____ Data under study

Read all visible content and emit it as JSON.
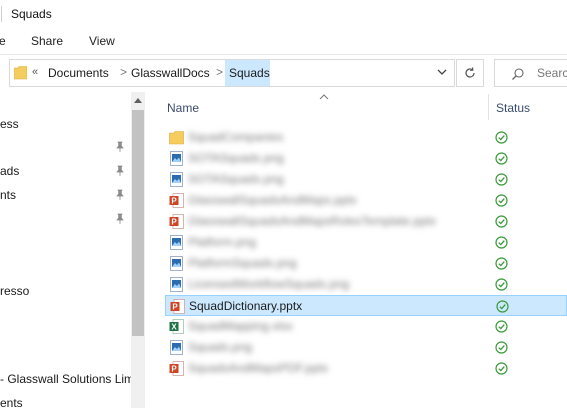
{
  "window": {
    "title": "Squads"
  },
  "ribbon": {
    "tabs": [
      {
        "label": "e"
      },
      {
        "label": "Share"
      },
      {
        "label": "View"
      }
    ]
  },
  "address": {
    "overflow_chevron": "«",
    "crumbs": [
      {
        "label": "Documents"
      },
      {
        "label": "GlasswallDocs"
      },
      {
        "label": "Squads"
      }
    ],
    "separator": ">"
  },
  "search": {
    "placeholder": "Searc"
  },
  "nav": {
    "items": [
      {
        "label": "ess",
        "pinned": false
      },
      {
        "label": "ads",
        "pinned": true
      },
      {
        "label": "nts",
        "pinned": true
      },
      {
        "label": "resso",
        "pinned": false
      },
      {
        "label": "- Glasswall Solutions Lim",
        "pinned": false
      },
      {
        "label": "ents",
        "pinned": false
      }
    ]
  },
  "files": {
    "columns": {
      "name": "Name",
      "status": "Status"
    },
    "sort": "name-ascending",
    "rows": [
      {
        "name": "SquadCompanies",
        "icon": "folder-icon",
        "blurred": true,
        "selected": false,
        "status": "synced-icon"
      },
      {
        "name": "SOTASquads.png",
        "icon": "image-file-icon",
        "blurred": true,
        "selected": false,
        "status": "synced-icon"
      },
      {
        "name": "SOTASquads.png",
        "icon": "image-file-icon",
        "blurred": true,
        "selected": false,
        "status": "synced-icon"
      },
      {
        "name": "GlasswallSquadsAndMaps.pptx",
        "icon": "powerpoint-file-icon",
        "blurred": true,
        "selected": false,
        "status": "synced-icon"
      },
      {
        "name": "GlasswallSquadsAndMapsRolesTemplate.pptx",
        "icon": "powerpoint-file-icon",
        "blurred": true,
        "selected": false,
        "status": "synced-icon"
      },
      {
        "name": "Platform.png",
        "icon": "image-file-icon",
        "blurred": true,
        "selected": false,
        "status": "synced-icon"
      },
      {
        "name": "PlatformSquads.png",
        "icon": "image-file-icon",
        "blurred": true,
        "selected": false,
        "status": "synced-icon"
      },
      {
        "name": "LicensedWorkflowSquads.png",
        "icon": "image-file-icon",
        "blurred": true,
        "selected": false,
        "status": "synced-icon"
      },
      {
        "name": "SquadDictionary.pptx",
        "icon": "powerpoint-file-icon",
        "blurred": false,
        "selected": true,
        "status": "synced-icon"
      },
      {
        "name": "SquadMapping.xlsx",
        "icon": "excel-file-icon",
        "blurred": true,
        "selected": false,
        "status": "synced-icon"
      },
      {
        "name": "Squads.png",
        "icon": "image-file-icon",
        "blurred": true,
        "selected": false,
        "status": "synced-icon"
      },
      {
        "name": "SquadsAndMapsPDF.pptx",
        "icon": "powerpoint-file-icon",
        "blurred": true,
        "selected": false,
        "status": "synced-icon"
      }
    ]
  },
  "colors": {
    "selection": "#cce8ff",
    "selection_border": "#99d1ff",
    "header_text": "#3b4b6b",
    "sync_green": "#3a9a3a",
    "folder_yellow": "#f5cd5e",
    "powerpoint_red": "#d04423",
    "excel_green": "#1f7244",
    "image_blue": "#2b6cb0"
  }
}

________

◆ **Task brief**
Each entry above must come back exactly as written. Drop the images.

◆ **Response area**
Read all visible content and emit it as JSON.
{
  "window": {
    "title": "Squads"
  },
  "ribbon": {
    "tabs": [
      {
        "label": "e"
      },
      {
        "label": "Share"
      },
      {
        "label": "View"
      }
    ]
  },
  "address": {
    "overflow_chevron": "«",
    "crumbs": [
      {
        "label": "Documents"
      },
      {
        "label": "GlasswallDocs"
      },
      {
        "label": "Squads"
      }
    ],
    "separator": ">"
  },
  "search": {
    "placeholder": "Searc"
  },
  "nav": {
    "items": [
      {
        "label": "ess",
        "pinned": false
      },
      {
        "label": "ads",
        "pinned": true
      },
      {
        "label": "nts",
        "pinned": true
      },
      {
        "label": "resso",
        "pinned": false
      },
      {
        "label": "- Glasswall Solutions Lim",
        "pinned": false
      },
      {
        "label": "ents",
        "pinned": false
      }
    ]
  },
  "files": {
    "columns": {
      "name": "Name",
      "status": "Status"
    },
    "sort": "name-ascending",
    "rows": [
      {
        "name": "SquadCompanies",
        "icon": "folder-icon",
        "blurred": true,
        "selected": false,
        "status": "synced-icon"
      },
      {
        "name": "SOTASquads.png",
        "icon": "image-file-icon",
        "blurred": true,
        "selected": false,
        "status": "synced-icon"
      },
      {
        "name": "SOTASquads.png",
        "icon": "image-file-icon",
        "blurred": true,
        "selected": false,
        "status": "synced-icon"
      },
      {
        "name": "GlasswallSquadsAndMaps.pptx",
        "icon": "powerpoint-file-icon",
        "blurred": true,
        "selected": false,
        "status": "synced-icon"
      },
      {
        "name": "GlasswallSquadsAndMapsRolesTemplate.pptx",
        "icon": "powerpoint-file-icon",
        "blurred": true,
        "selected": false,
        "status": "synced-icon"
      },
      {
        "name": "Platform.png",
        "icon": "image-file-icon",
        "blurred": true,
        "selected": false,
        "status": "synced-icon"
      },
      {
        "name": "PlatformSquads.png",
        "icon": "image-file-icon",
        "blurred": true,
        "selected": false,
        "status": "synced-icon"
      },
      {
        "name": "LicensedWorkflowSquads.png",
        "icon": "image-file-icon",
        "blurred": true,
        "selected": false,
        "status": "synced-icon"
      },
      {
        "name": "SquadDictionary.pptx",
        "icon": "powerpoint-file-icon",
        "blurred": false,
        "selected": true,
        "status": "synced-icon"
      },
      {
        "name": "SquadMapping.xlsx",
        "icon": "excel-file-icon",
        "blurred": true,
        "selected": false,
        "status": "synced-icon"
      },
      {
        "name": "Squads.png",
        "icon": "image-file-icon",
        "blurred": true,
        "selected": false,
        "status": "synced-icon"
      },
      {
        "name": "SquadsAndMapsPDF.pptx",
        "icon": "powerpoint-file-icon",
        "blurred": true,
        "selected": false,
        "status": "synced-icon"
      }
    ]
  },
  "colors": {
    "selection": "#cce8ff",
    "selection_border": "#99d1ff",
    "header_text": "#3b4b6b",
    "sync_green": "#3a9a3a",
    "folder_yellow": "#f5cd5e",
    "powerpoint_red": "#d04423",
    "excel_green": "#1f7244",
    "image_blue": "#2b6cb0"
  }
}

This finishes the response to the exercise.